Supplied data:

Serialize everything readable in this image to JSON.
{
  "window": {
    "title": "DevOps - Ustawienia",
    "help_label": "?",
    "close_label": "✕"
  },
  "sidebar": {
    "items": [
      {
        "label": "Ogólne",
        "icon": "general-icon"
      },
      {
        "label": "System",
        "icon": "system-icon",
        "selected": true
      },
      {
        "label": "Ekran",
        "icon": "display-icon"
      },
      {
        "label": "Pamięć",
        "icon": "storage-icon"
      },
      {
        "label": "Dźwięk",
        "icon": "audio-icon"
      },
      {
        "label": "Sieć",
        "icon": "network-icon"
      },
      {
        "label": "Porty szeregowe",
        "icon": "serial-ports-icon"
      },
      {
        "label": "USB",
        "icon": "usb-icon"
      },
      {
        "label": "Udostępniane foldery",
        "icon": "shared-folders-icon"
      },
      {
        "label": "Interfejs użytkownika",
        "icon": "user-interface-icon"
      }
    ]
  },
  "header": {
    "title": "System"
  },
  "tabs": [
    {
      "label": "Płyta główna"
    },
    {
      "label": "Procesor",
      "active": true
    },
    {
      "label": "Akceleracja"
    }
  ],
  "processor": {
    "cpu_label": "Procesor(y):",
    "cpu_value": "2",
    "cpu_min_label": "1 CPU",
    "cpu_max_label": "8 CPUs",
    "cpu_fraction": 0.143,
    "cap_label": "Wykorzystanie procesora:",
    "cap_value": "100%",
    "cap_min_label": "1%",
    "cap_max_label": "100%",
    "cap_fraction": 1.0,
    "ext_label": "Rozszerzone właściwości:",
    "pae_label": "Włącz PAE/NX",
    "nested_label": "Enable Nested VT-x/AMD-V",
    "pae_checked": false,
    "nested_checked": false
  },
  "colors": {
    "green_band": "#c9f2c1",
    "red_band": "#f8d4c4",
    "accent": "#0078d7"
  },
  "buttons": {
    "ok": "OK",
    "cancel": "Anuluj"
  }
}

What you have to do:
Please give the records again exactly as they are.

Result of the exercise:
Serialize everything readable in this image to JSON.
{
  "window": {
    "title": "DevOps - Ustawienia",
    "help_label": "?",
    "close_label": "✕"
  },
  "sidebar": {
    "items": [
      {
        "label": "Ogólne",
        "icon": "general-icon"
      },
      {
        "label": "System",
        "icon": "system-icon",
        "selected": true
      },
      {
        "label": "Ekran",
        "icon": "display-icon"
      },
      {
        "label": "Pamięć",
        "icon": "storage-icon"
      },
      {
        "label": "Dźwięk",
        "icon": "audio-icon"
      },
      {
        "label": "Sieć",
        "icon": "network-icon"
      },
      {
        "label": "Porty szeregowe",
        "icon": "serial-ports-icon"
      },
      {
        "label": "USB",
        "icon": "usb-icon"
      },
      {
        "label": "Udostępniane foldery",
        "icon": "shared-folders-icon"
      },
      {
        "label": "Interfejs użytkownika",
        "icon": "user-interface-icon"
      }
    ]
  },
  "header": {
    "title": "System"
  },
  "tabs": [
    {
      "label": "Płyta główna"
    },
    {
      "label": "Procesor",
      "active": true
    },
    {
      "label": "Akceleracja"
    }
  ],
  "processor": {
    "cpu_label": "Procesor(y):",
    "cpu_value": "2",
    "cpu_min_label": "1 CPU",
    "cpu_max_label": "8 CPUs",
    "cpu_fraction": 0.143,
    "cap_label": "Wykorzystanie procesora:",
    "cap_value": "100%",
    "cap_min_label": "1%",
    "cap_max_label": "100%",
    "cap_fraction": 1.0,
    "ext_label": "Rozszerzone właściwości:",
    "pae_label": "Włącz PAE/NX",
    "nested_label": "Enable Nested VT-x/AMD-V",
    "pae_checked": false,
    "nested_checked": false
  },
  "colors": {
    "green_band": "#c9f2c1",
    "red_band": "#f8d4c4",
    "accent": "#0078d7"
  },
  "buttons": {
    "ok": "OK",
    "cancel": "Anuluj"
  }
}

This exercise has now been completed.